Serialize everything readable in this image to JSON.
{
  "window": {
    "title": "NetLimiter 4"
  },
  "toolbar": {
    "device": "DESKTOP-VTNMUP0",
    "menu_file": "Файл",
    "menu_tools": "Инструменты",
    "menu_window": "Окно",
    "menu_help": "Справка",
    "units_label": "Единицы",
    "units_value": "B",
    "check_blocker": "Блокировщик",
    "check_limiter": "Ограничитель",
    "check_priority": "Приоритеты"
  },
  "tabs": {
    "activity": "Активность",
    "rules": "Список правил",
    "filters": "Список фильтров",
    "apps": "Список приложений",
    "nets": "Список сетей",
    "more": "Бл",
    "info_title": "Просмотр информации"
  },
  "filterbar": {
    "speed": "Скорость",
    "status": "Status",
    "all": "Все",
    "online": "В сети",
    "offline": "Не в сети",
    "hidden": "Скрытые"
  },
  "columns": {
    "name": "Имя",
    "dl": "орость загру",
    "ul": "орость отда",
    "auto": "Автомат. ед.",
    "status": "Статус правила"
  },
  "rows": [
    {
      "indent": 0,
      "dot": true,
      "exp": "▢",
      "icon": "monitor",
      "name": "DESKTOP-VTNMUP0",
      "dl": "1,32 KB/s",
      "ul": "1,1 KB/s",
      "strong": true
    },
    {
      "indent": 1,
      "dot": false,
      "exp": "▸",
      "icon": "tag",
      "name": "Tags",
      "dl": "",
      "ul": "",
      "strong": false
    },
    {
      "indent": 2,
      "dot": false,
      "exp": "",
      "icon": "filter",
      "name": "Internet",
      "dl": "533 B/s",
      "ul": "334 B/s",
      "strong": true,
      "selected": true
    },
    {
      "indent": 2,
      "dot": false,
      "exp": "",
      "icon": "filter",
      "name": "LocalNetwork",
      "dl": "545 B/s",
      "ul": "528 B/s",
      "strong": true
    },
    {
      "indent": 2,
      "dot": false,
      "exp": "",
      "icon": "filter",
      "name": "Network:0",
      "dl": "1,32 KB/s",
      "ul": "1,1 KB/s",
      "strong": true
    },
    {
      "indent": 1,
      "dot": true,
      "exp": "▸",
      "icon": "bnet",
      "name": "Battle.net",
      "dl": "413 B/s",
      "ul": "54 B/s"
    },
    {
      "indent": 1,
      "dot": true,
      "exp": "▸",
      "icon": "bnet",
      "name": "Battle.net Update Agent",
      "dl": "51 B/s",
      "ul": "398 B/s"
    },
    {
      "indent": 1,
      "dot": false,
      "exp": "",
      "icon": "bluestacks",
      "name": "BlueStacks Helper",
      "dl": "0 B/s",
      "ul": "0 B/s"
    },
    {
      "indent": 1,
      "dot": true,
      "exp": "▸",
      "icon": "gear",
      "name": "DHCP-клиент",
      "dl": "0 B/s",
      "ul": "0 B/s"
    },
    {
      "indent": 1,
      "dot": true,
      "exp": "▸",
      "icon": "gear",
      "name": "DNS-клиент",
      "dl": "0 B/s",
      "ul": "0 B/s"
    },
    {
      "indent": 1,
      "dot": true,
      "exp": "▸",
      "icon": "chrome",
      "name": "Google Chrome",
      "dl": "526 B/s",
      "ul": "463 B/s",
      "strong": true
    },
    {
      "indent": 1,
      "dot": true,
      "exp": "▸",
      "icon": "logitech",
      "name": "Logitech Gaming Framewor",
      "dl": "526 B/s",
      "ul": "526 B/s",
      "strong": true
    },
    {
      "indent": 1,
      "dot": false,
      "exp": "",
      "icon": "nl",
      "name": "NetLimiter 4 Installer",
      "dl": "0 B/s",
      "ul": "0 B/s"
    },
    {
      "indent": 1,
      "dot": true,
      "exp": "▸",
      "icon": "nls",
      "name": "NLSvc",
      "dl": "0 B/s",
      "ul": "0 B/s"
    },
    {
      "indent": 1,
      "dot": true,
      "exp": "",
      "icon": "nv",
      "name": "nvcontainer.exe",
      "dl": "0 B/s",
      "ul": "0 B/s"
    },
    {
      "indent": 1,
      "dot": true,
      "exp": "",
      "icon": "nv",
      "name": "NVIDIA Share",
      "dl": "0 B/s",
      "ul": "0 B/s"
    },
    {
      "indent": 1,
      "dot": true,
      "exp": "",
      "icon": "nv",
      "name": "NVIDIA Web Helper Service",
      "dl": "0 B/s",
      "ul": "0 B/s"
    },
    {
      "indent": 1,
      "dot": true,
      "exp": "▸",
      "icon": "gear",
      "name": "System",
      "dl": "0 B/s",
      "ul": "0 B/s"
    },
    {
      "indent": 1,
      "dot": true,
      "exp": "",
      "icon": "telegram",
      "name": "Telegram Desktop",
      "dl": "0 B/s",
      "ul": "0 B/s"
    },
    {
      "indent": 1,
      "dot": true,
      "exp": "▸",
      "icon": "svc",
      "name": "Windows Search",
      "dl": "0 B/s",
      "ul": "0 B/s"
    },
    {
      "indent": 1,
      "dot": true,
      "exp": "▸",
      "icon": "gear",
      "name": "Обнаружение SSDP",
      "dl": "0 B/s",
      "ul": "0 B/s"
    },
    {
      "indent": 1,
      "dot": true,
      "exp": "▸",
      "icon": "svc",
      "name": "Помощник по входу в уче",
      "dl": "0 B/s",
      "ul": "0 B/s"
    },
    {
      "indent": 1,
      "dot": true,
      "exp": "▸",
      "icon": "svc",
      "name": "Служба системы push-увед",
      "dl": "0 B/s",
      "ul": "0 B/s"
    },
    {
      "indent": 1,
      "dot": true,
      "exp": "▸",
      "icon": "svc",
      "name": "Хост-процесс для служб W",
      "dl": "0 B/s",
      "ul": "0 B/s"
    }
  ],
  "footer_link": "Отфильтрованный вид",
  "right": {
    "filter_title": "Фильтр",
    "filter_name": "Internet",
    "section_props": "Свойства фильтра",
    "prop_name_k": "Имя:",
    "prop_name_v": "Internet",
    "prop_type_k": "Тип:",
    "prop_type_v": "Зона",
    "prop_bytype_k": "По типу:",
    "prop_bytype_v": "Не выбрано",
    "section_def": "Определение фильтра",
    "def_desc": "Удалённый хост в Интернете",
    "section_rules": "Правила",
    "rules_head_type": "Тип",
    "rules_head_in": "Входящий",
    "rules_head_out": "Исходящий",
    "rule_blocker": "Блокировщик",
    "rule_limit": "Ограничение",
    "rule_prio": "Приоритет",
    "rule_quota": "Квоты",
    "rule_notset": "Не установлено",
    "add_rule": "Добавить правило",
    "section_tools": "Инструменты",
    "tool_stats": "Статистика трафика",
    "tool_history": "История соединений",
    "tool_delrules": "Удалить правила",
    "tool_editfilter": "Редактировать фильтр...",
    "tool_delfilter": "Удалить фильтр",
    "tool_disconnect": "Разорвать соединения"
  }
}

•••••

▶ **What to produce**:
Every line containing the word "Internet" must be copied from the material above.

▶ **Expected output**:
      "name": "Internet",
    "filter_name": "Internet",
    "prop_name_v": "Internet",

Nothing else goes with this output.